41. Alexander Hamilton also founded a newspaper.

Hamilton founded another cultural touchstone—the New York Post—in 1801. Then titled the New York Evening Post, it’s one of the longest continually published newspapers in the U.S. When he felt like opining, Hamilton would dictate articles to editor William Coleman.

42. The Federalist Papers went a long way in shifting public opinion on independence.

Hamilton, however, had used his own hand to author the Federalist Papers, a series of essays sent to newspapers in the 1780s to rally support for ratifying the Constitution. Hamilton used the pseudonym Publius, collaborating with James Madison and John Jay.

43. James Madison and Alexander Hamilton hated each other.

There was little love lost between treasury secretary Hamilton and fourth president James Madison, who frequently sparred with over economic strategy. Onetime friends, their acrimony set the tone for Madison’s tenure in office.

44. James Madison's wife was a celebrated hostess.

Said to be shy and reserved, Madison apparently had a counterbalance in wife Dolley, who entertained the whole of Washington. At the time, the city was not exactly a hotbed of partying, and her lavish affairs helped endear congressional members to the idea of Madison as president.

45. James Madison is our tiniest president.

To date, Madison remains our smallest president at 5 feet, 4 inches and 100 pounds.

46. There's a $5000 bill with James Madison's face on it.

James Madison's portrait on US money.
johan10/iStock via Getty Images

Madison is also the president to grace the little-known $5000 bill, part of a series of high-value denominations printed between 1928 and 1945. The bills were mainly used to settle large transactions between banks.

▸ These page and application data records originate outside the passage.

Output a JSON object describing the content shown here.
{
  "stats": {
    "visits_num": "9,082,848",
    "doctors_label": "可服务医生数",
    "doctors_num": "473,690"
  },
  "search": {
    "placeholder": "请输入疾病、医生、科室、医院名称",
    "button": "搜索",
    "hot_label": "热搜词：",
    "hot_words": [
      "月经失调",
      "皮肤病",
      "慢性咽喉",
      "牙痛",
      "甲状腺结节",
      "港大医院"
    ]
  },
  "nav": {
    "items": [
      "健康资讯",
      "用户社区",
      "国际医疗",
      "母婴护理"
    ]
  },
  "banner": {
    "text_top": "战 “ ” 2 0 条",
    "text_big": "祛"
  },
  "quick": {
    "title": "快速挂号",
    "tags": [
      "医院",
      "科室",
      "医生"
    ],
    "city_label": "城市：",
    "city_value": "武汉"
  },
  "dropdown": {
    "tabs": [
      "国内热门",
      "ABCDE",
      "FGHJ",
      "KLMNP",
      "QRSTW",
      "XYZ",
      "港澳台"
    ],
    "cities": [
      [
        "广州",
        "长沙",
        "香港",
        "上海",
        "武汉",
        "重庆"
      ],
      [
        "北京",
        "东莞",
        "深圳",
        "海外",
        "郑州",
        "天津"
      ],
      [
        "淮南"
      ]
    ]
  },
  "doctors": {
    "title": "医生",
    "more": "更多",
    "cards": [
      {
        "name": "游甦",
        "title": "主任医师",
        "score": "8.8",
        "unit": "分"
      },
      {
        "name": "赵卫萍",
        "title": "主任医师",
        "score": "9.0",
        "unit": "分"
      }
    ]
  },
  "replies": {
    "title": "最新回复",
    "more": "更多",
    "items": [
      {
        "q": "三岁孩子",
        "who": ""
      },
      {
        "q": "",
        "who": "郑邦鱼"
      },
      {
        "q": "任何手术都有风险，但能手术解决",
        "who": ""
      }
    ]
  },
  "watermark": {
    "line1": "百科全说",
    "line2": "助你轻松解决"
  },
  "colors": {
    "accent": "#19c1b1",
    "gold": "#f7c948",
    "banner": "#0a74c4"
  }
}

47. Another vice president's wife wrote a book on James Madison.

Although Madison had two vice presidents die in office, he had better luck with future VP Dick Cheney: The former vice president’s wife, Lynne, wrote a well-received biography of Madison in 2014.

48. Sam Adams was a child prodigy.

An illustration of Sam Adams
stocksnapper/iStock via Getty Images

While all of the Fathers had formidable intellects, Sam Adams had quite an early start. He was admitted into Harvard College at age 14 and earned a bachelor’s degree in 1740.

49. Sam Adams wasn't exactly a brewer.

In terms of Founding Father extracurricular activities, Sam Adams is frequently credited with being a beer brewer. That's not really true, though. Adams' father did make malted barley that was sold to breweries, and his son inherited the business and became known as a "maltster." But politics soon dominated Adams' time, and the business fell by the wayside.

50. You can drink at a pub where the Founding Fathers hung out.

Adams may not have been a brewmaster, but like a lot of Founding Fathers, he didn't mind pulling up a chair at a pub. You can enjoy a beer at the same location as Founding Fathers Paul Revere, John Hancock, and Adams. The Green Dragon Tavern in Boston is said to have been the preferred watering hole of the men—a place where politics could be discussed without the hassle of sobriety.